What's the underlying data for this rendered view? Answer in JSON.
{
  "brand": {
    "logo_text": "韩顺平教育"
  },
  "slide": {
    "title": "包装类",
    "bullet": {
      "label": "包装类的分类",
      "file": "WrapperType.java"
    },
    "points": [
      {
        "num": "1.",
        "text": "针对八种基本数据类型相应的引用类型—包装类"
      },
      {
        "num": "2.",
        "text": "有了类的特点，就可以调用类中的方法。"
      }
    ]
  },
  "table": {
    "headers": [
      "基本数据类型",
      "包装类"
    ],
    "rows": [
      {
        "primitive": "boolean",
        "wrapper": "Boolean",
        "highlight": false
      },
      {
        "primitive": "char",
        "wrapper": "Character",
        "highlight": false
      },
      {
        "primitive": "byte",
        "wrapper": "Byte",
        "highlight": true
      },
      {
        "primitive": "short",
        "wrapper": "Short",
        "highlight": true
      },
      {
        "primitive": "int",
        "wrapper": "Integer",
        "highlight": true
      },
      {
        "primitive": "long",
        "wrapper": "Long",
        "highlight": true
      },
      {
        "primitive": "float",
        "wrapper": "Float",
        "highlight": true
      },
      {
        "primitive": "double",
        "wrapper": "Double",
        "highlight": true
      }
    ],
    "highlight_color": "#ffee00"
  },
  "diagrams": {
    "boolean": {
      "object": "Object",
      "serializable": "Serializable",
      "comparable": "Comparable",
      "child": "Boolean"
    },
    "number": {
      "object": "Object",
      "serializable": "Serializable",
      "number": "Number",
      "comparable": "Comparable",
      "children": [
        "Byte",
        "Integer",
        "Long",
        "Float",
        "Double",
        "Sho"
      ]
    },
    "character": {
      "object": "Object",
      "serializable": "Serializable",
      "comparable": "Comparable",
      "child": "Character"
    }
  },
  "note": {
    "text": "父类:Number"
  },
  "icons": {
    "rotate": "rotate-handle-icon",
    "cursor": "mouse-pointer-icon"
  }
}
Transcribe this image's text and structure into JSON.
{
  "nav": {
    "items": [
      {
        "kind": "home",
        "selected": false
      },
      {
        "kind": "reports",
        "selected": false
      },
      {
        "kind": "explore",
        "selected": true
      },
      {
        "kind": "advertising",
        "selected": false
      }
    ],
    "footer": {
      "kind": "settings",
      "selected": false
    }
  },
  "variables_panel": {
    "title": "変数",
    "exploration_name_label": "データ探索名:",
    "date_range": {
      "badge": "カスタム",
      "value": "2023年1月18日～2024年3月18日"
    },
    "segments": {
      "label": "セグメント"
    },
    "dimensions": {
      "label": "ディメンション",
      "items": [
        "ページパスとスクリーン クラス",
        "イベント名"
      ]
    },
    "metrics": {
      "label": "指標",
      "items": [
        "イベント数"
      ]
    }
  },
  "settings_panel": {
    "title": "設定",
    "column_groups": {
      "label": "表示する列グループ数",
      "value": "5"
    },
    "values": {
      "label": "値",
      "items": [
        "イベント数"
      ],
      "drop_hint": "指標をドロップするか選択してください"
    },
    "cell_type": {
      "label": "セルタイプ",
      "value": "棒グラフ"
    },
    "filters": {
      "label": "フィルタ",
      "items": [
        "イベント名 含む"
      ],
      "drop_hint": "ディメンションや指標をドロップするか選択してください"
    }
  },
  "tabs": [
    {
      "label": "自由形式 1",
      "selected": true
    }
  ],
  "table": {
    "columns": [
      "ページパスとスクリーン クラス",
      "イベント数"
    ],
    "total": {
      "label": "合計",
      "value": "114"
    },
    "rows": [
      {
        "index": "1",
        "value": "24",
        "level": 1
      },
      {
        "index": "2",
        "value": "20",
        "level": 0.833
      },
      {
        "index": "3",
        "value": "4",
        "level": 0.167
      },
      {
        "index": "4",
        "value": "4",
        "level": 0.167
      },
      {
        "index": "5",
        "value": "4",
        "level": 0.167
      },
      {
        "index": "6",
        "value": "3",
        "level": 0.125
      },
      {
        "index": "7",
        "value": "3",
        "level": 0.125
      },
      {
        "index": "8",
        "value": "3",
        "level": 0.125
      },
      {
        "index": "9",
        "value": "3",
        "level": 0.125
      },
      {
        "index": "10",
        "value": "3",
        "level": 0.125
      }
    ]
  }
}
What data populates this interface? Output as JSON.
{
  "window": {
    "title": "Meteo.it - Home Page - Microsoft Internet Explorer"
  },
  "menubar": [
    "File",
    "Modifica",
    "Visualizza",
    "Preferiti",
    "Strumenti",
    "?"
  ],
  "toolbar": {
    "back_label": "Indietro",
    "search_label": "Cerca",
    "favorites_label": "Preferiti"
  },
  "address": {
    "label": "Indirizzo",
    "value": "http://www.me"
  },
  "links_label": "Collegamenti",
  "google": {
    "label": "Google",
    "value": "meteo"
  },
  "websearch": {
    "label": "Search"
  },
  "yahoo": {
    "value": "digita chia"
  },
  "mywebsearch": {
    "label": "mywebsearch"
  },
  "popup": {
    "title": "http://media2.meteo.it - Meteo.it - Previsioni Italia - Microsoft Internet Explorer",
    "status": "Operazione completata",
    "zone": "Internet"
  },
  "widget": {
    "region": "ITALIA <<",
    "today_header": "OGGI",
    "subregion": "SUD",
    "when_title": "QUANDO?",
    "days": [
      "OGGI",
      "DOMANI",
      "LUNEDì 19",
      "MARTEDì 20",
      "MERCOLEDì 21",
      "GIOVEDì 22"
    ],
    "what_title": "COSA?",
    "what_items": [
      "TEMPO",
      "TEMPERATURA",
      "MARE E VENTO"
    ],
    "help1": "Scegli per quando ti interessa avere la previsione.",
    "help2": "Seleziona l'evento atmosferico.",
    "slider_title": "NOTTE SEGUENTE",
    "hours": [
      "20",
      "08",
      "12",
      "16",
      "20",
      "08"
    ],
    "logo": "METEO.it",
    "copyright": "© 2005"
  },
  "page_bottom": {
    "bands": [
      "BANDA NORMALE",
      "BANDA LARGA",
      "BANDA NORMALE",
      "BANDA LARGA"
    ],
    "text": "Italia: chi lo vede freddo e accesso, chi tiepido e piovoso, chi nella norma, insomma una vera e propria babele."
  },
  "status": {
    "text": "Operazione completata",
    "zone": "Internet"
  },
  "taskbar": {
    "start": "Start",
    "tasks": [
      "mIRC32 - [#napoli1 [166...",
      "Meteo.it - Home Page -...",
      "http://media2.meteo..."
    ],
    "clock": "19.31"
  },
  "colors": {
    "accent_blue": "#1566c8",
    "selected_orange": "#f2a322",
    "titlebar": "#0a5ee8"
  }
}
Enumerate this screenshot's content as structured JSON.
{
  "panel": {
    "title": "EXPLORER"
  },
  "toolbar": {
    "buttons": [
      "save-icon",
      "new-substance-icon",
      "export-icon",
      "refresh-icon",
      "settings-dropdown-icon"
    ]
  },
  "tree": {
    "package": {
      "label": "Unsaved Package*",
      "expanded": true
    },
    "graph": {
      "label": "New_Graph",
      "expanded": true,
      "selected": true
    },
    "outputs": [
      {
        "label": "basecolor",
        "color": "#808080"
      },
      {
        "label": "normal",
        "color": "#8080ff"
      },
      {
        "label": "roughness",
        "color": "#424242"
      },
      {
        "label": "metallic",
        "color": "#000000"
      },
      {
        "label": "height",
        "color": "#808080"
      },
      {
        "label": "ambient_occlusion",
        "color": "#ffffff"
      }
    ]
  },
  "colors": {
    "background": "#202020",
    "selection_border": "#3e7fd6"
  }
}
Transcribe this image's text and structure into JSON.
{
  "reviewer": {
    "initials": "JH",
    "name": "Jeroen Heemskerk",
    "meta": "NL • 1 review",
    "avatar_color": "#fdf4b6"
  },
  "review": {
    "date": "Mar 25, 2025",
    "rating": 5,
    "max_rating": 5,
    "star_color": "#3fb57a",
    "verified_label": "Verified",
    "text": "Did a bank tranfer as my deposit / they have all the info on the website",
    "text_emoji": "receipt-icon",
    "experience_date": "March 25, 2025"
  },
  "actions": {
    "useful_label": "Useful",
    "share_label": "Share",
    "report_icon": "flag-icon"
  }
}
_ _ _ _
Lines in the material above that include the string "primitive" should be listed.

» Task output:
        "primitive": "boolean",
        "primitive": "char",
        "primitive": "byte",
        "primitive": "short",
        "primitive": "int",
        "primitive": "long",
        "primitive": "float",
        "primitive": "double",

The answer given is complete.